● Given data:
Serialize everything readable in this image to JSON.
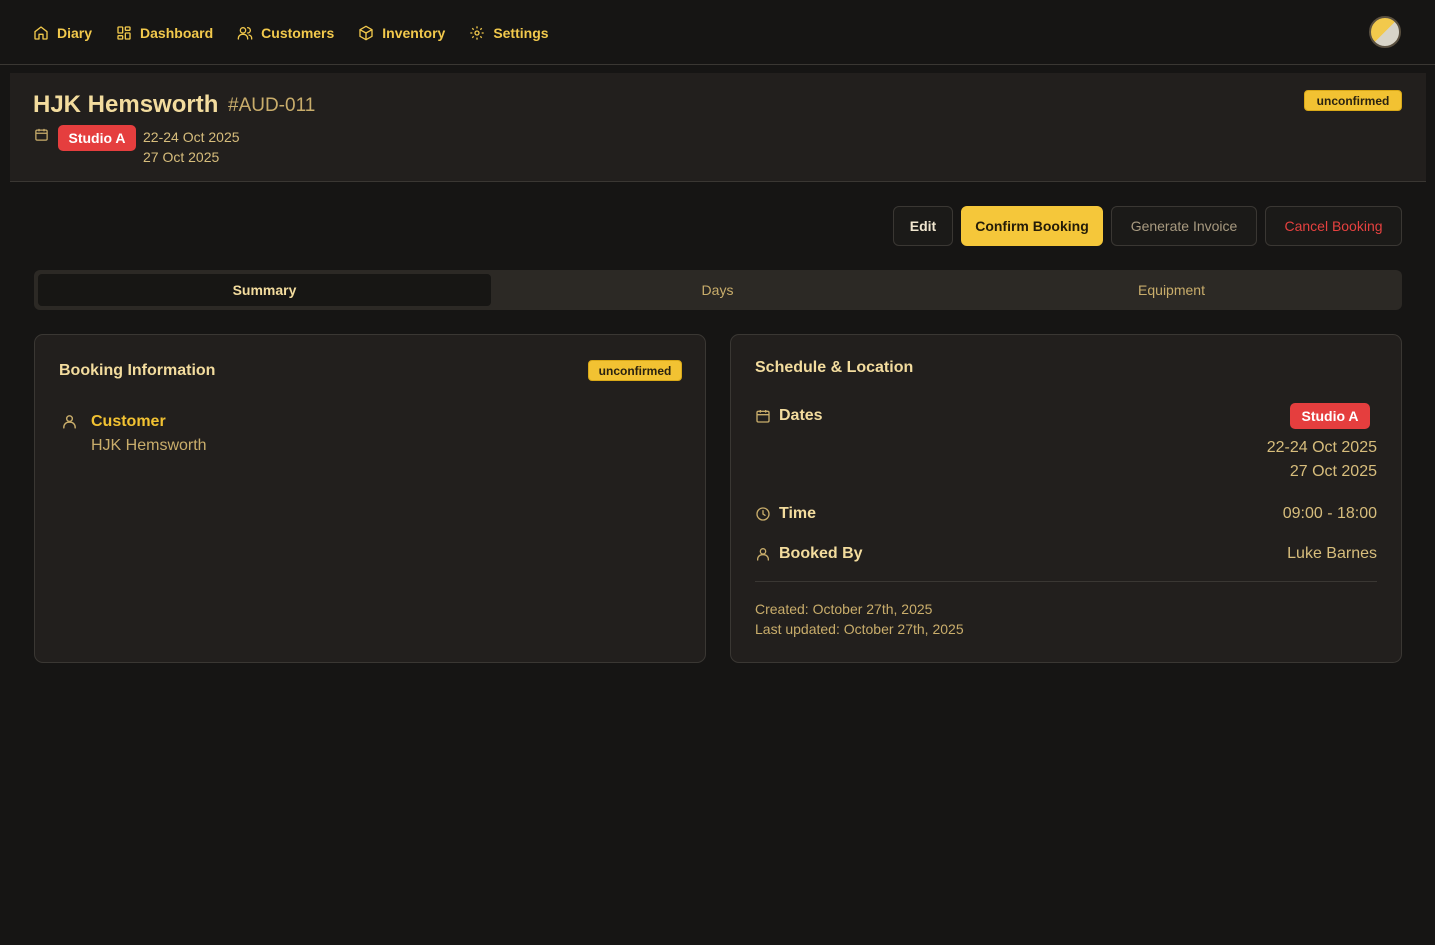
{
  "nav": {
    "items": [
      {
        "label": "Diary",
        "icon": "home-icon"
      },
      {
        "label": "Dashboard",
        "icon": "dashboard-icon"
      },
      {
        "label": "Customers",
        "icon": "users-icon"
      },
      {
        "label": "Inventory",
        "icon": "box-icon"
      },
      {
        "label": "Settings",
        "icon": "gear-icon"
      }
    ]
  },
  "booking": {
    "title": "HJK Hemsworth",
    "ref": "#AUD-011",
    "studio": "Studio A",
    "date_line_1": "22-24 Oct 2025",
    "date_line_2": "27 Oct 2025",
    "status": "unconfirmed"
  },
  "actions": {
    "edit": "Edit",
    "confirm": "Confirm Booking",
    "invoice": "Generate Invoice",
    "cancel": "Cancel Booking"
  },
  "tabs": [
    "Summary",
    "Days",
    "Equipment"
  ],
  "booking_info": {
    "title": "Booking Information",
    "status": "unconfirmed",
    "customer_label": "Customer",
    "customer_name": "HJK Hemsworth"
  },
  "schedule": {
    "title": "Schedule & Location",
    "dates_label": "Dates",
    "studio": "Studio A",
    "date_line_1": "22-24 Oct 2025",
    "date_line_2": "27 Oct 2025",
    "time_label": "Time",
    "time_value": "09:00 - 18:00",
    "booked_by_label": "Booked By",
    "booked_by_value": "Luke Barnes",
    "created": "Created: October 27th, 2025",
    "updated": "Last updated: October 27th, 2025"
  },
  "colors": {
    "accent": "#f2c232",
    "danger": "#e53e3e",
    "background": "#161514",
    "card": "#221f1d"
  }
}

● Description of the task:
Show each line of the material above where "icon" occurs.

● Expected output:
        "icon": "home-icon"
        "icon": "dashboard-icon"
        "icon": "users-icon"
        "icon": "box-icon"
        "icon": "gear-icon"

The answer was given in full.